[Your goal] All lines holding the string "table" should be copied from the data below.

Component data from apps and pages
■ ■ ■ ■ ■ ■ ■
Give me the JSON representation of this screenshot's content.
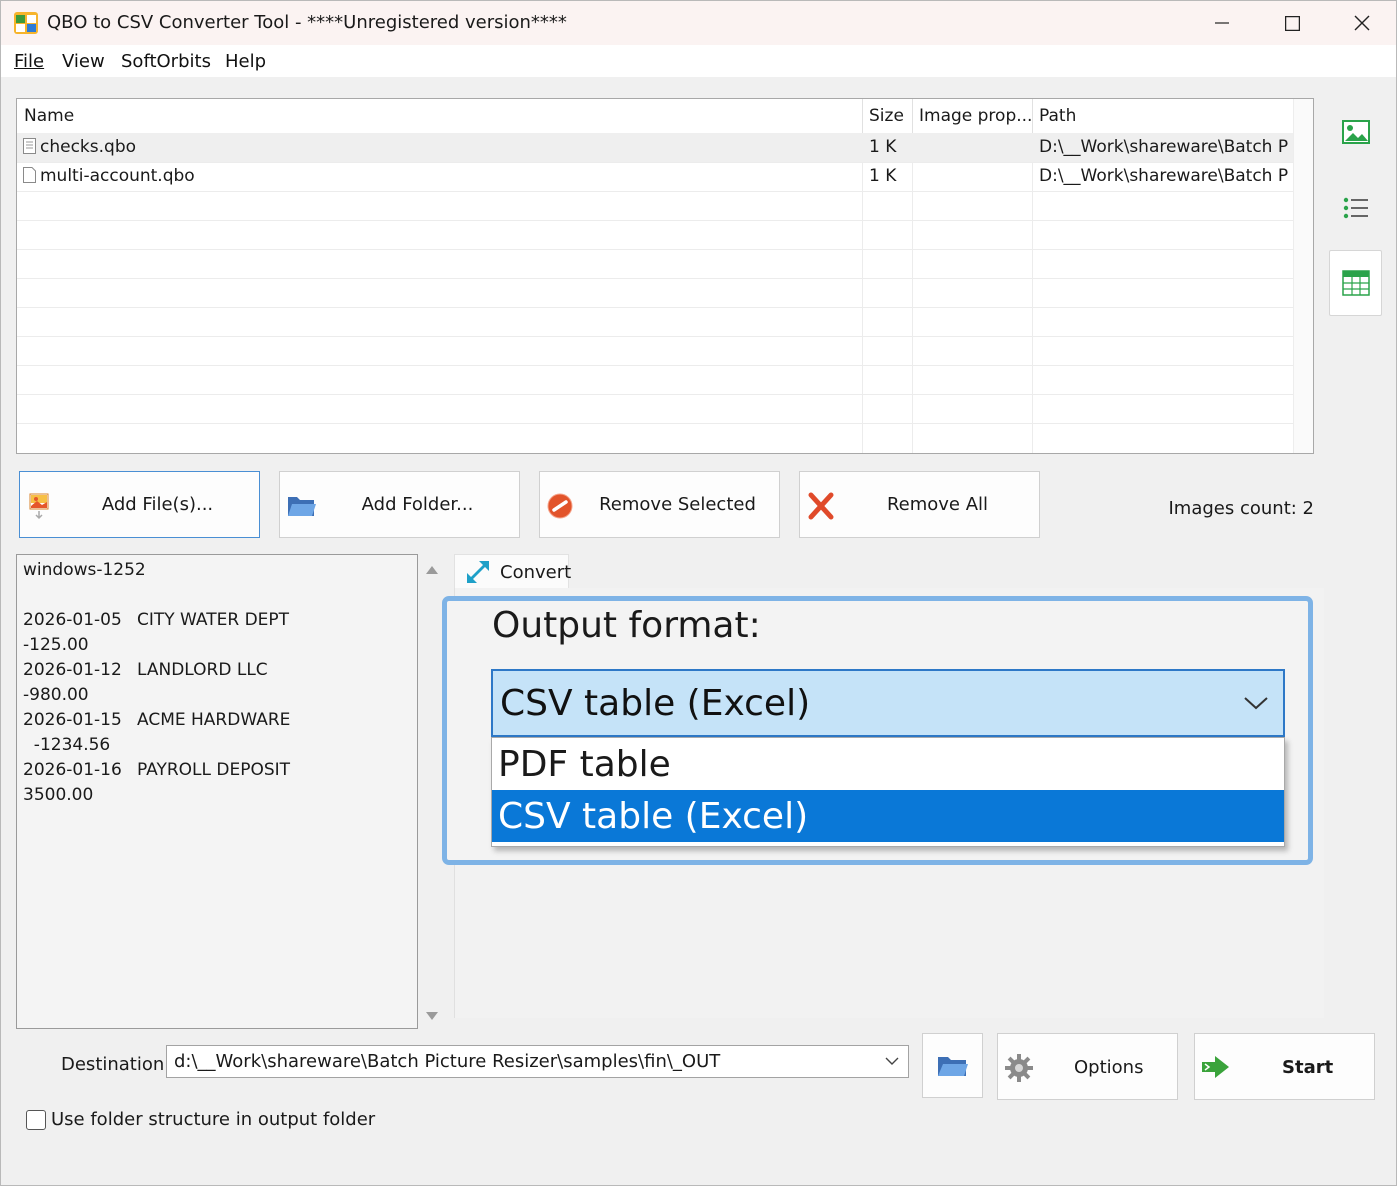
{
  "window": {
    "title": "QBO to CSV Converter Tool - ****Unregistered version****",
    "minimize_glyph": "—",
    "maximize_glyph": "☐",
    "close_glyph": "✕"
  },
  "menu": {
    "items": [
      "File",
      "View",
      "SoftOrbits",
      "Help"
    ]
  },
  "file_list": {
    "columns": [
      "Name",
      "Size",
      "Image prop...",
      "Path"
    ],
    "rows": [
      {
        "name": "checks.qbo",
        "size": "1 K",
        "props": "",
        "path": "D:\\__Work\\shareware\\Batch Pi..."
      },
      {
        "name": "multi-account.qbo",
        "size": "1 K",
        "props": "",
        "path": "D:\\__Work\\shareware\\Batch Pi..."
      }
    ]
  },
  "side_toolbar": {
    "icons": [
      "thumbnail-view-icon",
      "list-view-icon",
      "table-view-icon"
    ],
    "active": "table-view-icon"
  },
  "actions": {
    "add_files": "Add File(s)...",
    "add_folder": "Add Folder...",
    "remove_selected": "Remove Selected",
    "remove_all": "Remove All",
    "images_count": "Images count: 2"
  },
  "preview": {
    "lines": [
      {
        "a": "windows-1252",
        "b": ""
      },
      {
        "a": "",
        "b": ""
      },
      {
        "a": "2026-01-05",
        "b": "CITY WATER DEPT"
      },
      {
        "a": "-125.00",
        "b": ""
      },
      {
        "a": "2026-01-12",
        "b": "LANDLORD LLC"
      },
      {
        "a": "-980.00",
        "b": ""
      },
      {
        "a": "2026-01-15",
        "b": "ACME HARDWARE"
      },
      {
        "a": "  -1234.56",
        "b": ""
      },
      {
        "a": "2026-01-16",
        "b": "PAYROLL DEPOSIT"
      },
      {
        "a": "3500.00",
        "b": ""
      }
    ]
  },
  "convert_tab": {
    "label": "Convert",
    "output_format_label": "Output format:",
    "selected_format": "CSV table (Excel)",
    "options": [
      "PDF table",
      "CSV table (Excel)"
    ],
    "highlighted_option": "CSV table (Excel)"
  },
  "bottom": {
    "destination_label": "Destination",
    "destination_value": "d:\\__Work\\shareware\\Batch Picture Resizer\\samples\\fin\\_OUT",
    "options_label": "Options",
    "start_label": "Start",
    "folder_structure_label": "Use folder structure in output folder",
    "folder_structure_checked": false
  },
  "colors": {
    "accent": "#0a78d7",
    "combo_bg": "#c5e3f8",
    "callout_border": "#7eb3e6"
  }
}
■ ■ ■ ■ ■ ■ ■
[Task answer]
      "table-view-icon"
    "active": "table-view-icon"
    "selected_format": "CSV table (Excel)",
      "PDF table",
      "CSV table (Excel)"
    "highlighted_option": "CSV table (Excel)"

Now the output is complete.